Sevigny: “Mine is less deep than [Subkoff’s] but I have been watching THE WALKING DEAD as of late and I feel that the fear of assault for me has been overwhelming. I’m staying in Los Angeles in a house in Venice working on AMERICAN HORROR STORY and I’m just kind of in a neighborhood that I’m not that comfortable in and have been having the terrifying breaking and entering kind of fear. That kind of, ‘is someone hiding behind a door?’ And that to me is the most terrifying. Or, like if someone is pushing in from behind as you are entering the house. I’ve had a couple of nights where I’ve woken up terrified.”

#HORROR opens theatrically and on VOD starting Friday, November 20.

About author

Preston Barta
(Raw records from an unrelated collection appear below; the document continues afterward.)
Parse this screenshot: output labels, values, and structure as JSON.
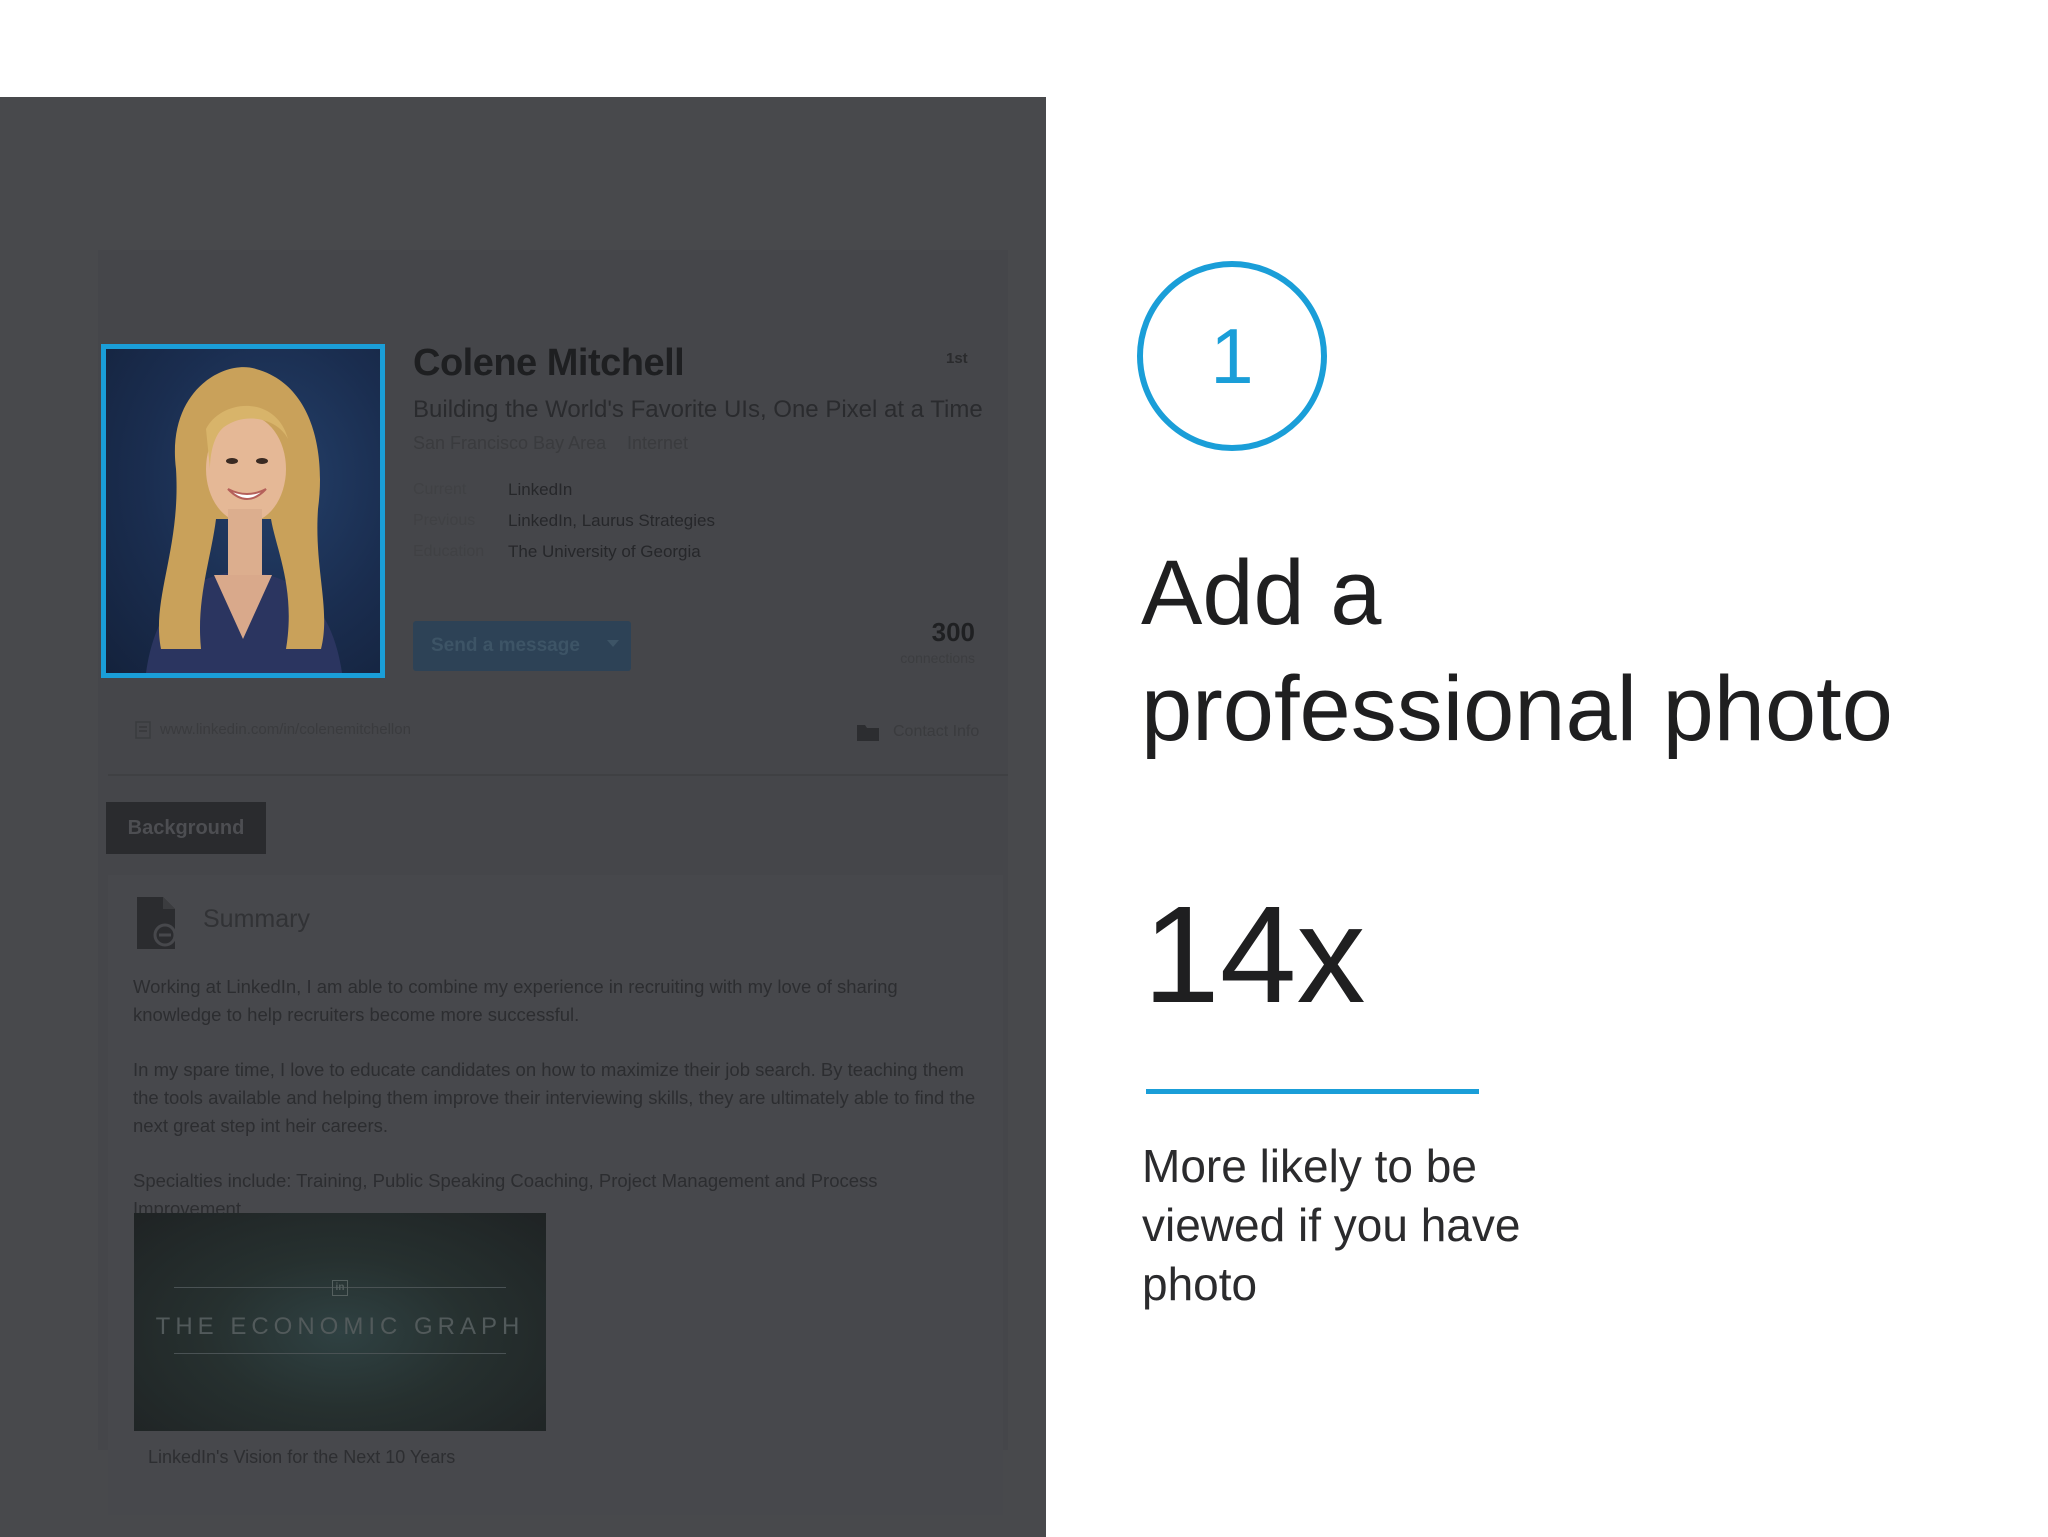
{
  "profile": {
    "name": "Colene Mitchell",
    "degree": "1st",
    "headline": "Building the World's Favorite UIs, One Pixel at a Time",
    "location": "San Francisco Bay Area",
    "industry": "Internet",
    "details": [
      {
        "label": "Current",
        "value": "LinkedIn"
      },
      {
        "label": "Previous",
        "value": "LinkedIn, Laurus Strategies"
      },
      {
        "label": "Education",
        "value": "The University of Georgia"
      }
    ],
    "send_button_label": "Send a message",
    "connections_count": "300",
    "connections_label": "connections",
    "profile_url": "www.linkedin.com/in/colenemitchellon",
    "contact_info_label": "Contact Info"
  },
  "background_tab": "Background",
  "summary": {
    "title": "Summary",
    "paragraphs": [
      "Working at LinkedIn, I am able to combine my experience in recruiting with my love of sharing knowledge to help recruiters become more successful.",
      "In my spare time, I love to educate candidates on how to maximize their job search. By teaching them the tools available and helping them improve their interviewing skills, they are ultimately able to find the next great step int heir careers.",
      "Specialties include: Training, Public Speaking Coaching, Project Management and Process Improvement."
    ],
    "media": {
      "logo_text": "in",
      "title": "THE ECONOMIC GRAPH",
      "caption": "LinkedIn's Vision for the Next 10 Years"
    }
  },
  "tip": {
    "step_number": "1",
    "heading_line1": "Add a",
    "heading_line2": "professional photo",
    "stat_value": "14x",
    "stat_caption_line1": "More likely to be",
    "stat_caption_line2": "viewed if you have",
    "stat_caption_line3": "photo"
  },
  "colors": {
    "accent": "#1a9ed8",
    "overlay": "#48494c",
    "text_dark": "#1f1f20"
  },
  "icons": {
    "profile_photo": "profile-photo",
    "url": "link-icon",
    "contact": "folder-icon",
    "summary": "document-icon"
  }
}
I have been working as a film journalist since 2010, dividing the first four years between radio broadcasting and entertainment writing in the Dallas-Fort Worth metroplex. In 2014, I entered Fresh Fiction (FreshFiction.tv) as the features editor. The following year, I stepped into the film critic position at the Denton Record-Chronicle, a daily North Texas print publication. My time is dedicated to writing theatrical film reviews, at-home entertainment columns, and conducting interviews with on-screen talent and filmmakers, as well as hosting a podcast devoted to genre filmmaking (called My Bloody Podcast). I've been married for seven happy years, and I have one son who is all about dinosaurs just like his dad.